Data about app and page elements:

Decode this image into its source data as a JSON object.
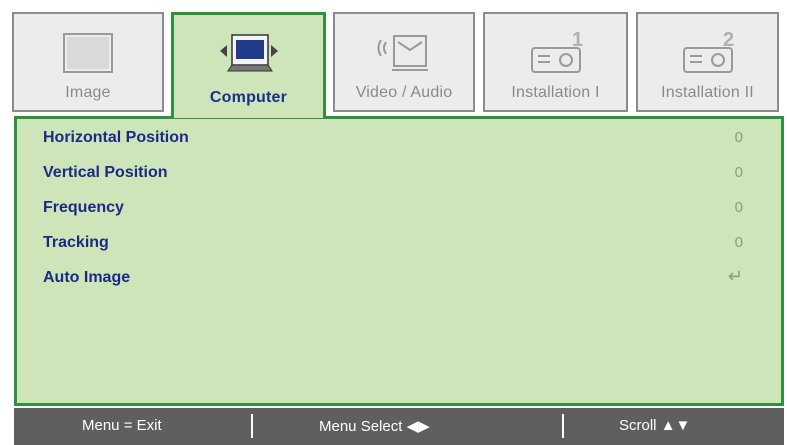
{
  "tabs": [
    {
      "label": "Image",
      "icon": "monitor-icon",
      "active": false
    },
    {
      "label": "Computer",
      "icon": "computer-icon",
      "active": true
    },
    {
      "label": "Video / Audio",
      "icon": "video-audio-icon",
      "active": false
    },
    {
      "label": "Installation I",
      "icon": "projector-1-icon",
      "active": false
    },
    {
      "label": "Installation II",
      "icon": "projector-2-icon",
      "active": false
    }
  ],
  "menu": {
    "items": [
      {
        "label": "Horizontal Position",
        "value": "0"
      },
      {
        "label": "Vertical Position",
        "value": "0"
      },
      {
        "label": "Frequency",
        "value": "0"
      },
      {
        "label": "Tracking",
        "value": "0"
      },
      {
        "label": "Auto Image",
        "value": "↵",
        "value_icon": "enter-icon"
      }
    ]
  },
  "footer": {
    "exit": "Menu = Exit",
    "menu_select": "Menu Select",
    "scroll": "Scroll"
  },
  "colors": {
    "panel_bg": "#cde5b8",
    "panel_border": "#2f9140",
    "label_text": "#1c2a85",
    "footer_bg": "#5f5f5f"
  }
}
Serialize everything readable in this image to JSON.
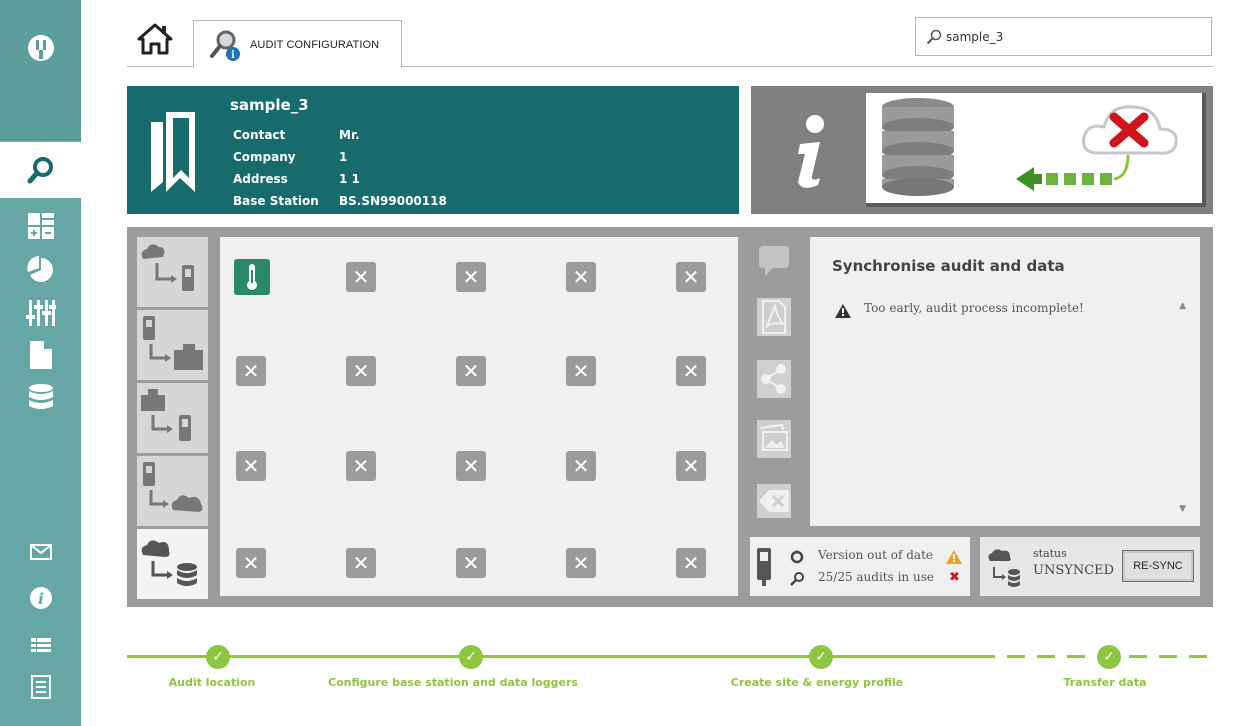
{
  "topbar": {
    "tab_label": "AUDIT CONFIGURATION",
    "search_value": "sample_3"
  },
  "site": {
    "name": "sample_3",
    "fields": [
      {
        "key": "Contact",
        "value": "Mr."
      },
      {
        "key": "Company",
        "value": "1"
      },
      {
        "key": "Address",
        "value": "1 1"
      },
      {
        "key": "Base Station",
        "value": "BS.SN99000118"
      }
    ]
  },
  "messages": {
    "heading": "Synchronise audit and data",
    "warning": "Too early, audit process incomplete!"
  },
  "version": {
    "line1": "Version out of date",
    "line2": "25/25 audits in use"
  },
  "status": {
    "label": "status",
    "value": "UNSYNCED",
    "resync_label": "RE-SYNC"
  },
  "progress": {
    "steps": [
      {
        "label": "Audit location"
      },
      {
        "label": "Configure base station and data loggers"
      },
      {
        "label": "Create site & energy profile"
      },
      {
        "label": "Transfer data"
      }
    ]
  },
  "colors": {
    "sidebar": "#66a6a5",
    "banner": "#176b6c",
    "accent_green": "#8dc63f",
    "panel_gray": "#9c9c9c"
  },
  "icons": {
    "sidebar_top": "plug-logo-icon",
    "sidebar": [
      "search-icon",
      "calculator-icon",
      "pie-chart-icon",
      "sliders-icon",
      "document-icon",
      "database-icon"
    ],
    "sidebar_bottom": [
      "mail-icon",
      "info-icon",
      "list-icon",
      "report-icon"
    ]
  }
}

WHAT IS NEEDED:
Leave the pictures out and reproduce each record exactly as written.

TASK OUTPUT:
Decode this image into its source data as a JSON object.
{
  "tabs": [
    {
      "label": "Image",
      "icon": "monitor-icon",
      "active": false
    },
    {
      "label": "Computer",
      "icon": "computer-icon",
      "active": true
    },
    {
      "label": "Video / Audio",
      "icon": "video-audio-icon",
      "active": false
    },
    {
      "label": "Installation I",
      "icon": "projector-1-icon",
      "active": false
    },
    {
      "label": "Installation II",
      "icon": "projector-2-icon",
      "active": false
    }
  ],
  "menu": {
    "items": [
      {
        "label": "Horizontal Position",
        "value": "0"
      },
      {
        "label": "Vertical Position",
        "value": "0"
      },
      {
        "label": "Frequency",
        "value": "0"
      },
      {
        "label": "Tracking",
        "value": "0"
      },
      {
        "label": "Auto Image",
        "value": "↵",
        "value_icon": "enter-icon"
      }
    ]
  },
  "footer": {
    "exit": "Menu = Exit",
    "menu_select": "Menu Select",
    "scroll": "Scroll"
  },
  "colors": {
    "panel_bg": "#cde5b8",
    "panel_border": "#2f9140",
    "label_text": "#1c2a85",
    "footer_bg": "#5f5f5f"
  }
}
Serialize everything readable in this image to JSON.
{
  "topbar": {
    "tab_label": "AUDIT CONFIGURATION",
    "search_value": "sample_3"
  },
  "site": {
    "name": "sample_3",
    "fields": [
      {
        "key": "Contact",
        "value": "Mr."
      },
      {
        "key": "Company",
        "value": "1"
      },
      {
        "key": "Address",
        "value": "1 1"
      },
      {
        "key": "Base Station",
        "value": "BS.SN99000118"
      }
    ]
  },
  "messages": {
    "heading": "Synchronise audit and data",
    "warning": "Too early, audit process incomplete!"
  },
  "version": {
    "line1": "Version out of date",
    "line2": "25/25 audits in use"
  },
  "status": {
    "label": "status",
    "value": "UNSYNCED",
    "resync_label": "RE-SYNC"
  },
  "progress": {
    "steps": [
      {
        "label": "Audit location"
      },
      {
        "label": "Configure base station and data loggers"
      },
      {
        "label": "Create site & energy profile"
      },
      {
        "label": "Transfer data"
      }
    ]
  },
  "colors": {
    "sidebar": "#66a6a5",
    "banner": "#176b6c",
    "accent_green": "#8dc63f",
    "panel_gray": "#9c9c9c"
  },
  "icons": {
    "sidebar_top": "plug-logo-icon",
    "sidebar": [
      "search-icon",
      "calculator-icon",
      "pie-chart-icon",
      "sliders-icon",
      "document-icon",
      "database-icon"
    ],
    "sidebar_bottom": [
      "mail-icon",
      "info-icon",
      "list-icon",
      "report-icon"
    ]
  }
}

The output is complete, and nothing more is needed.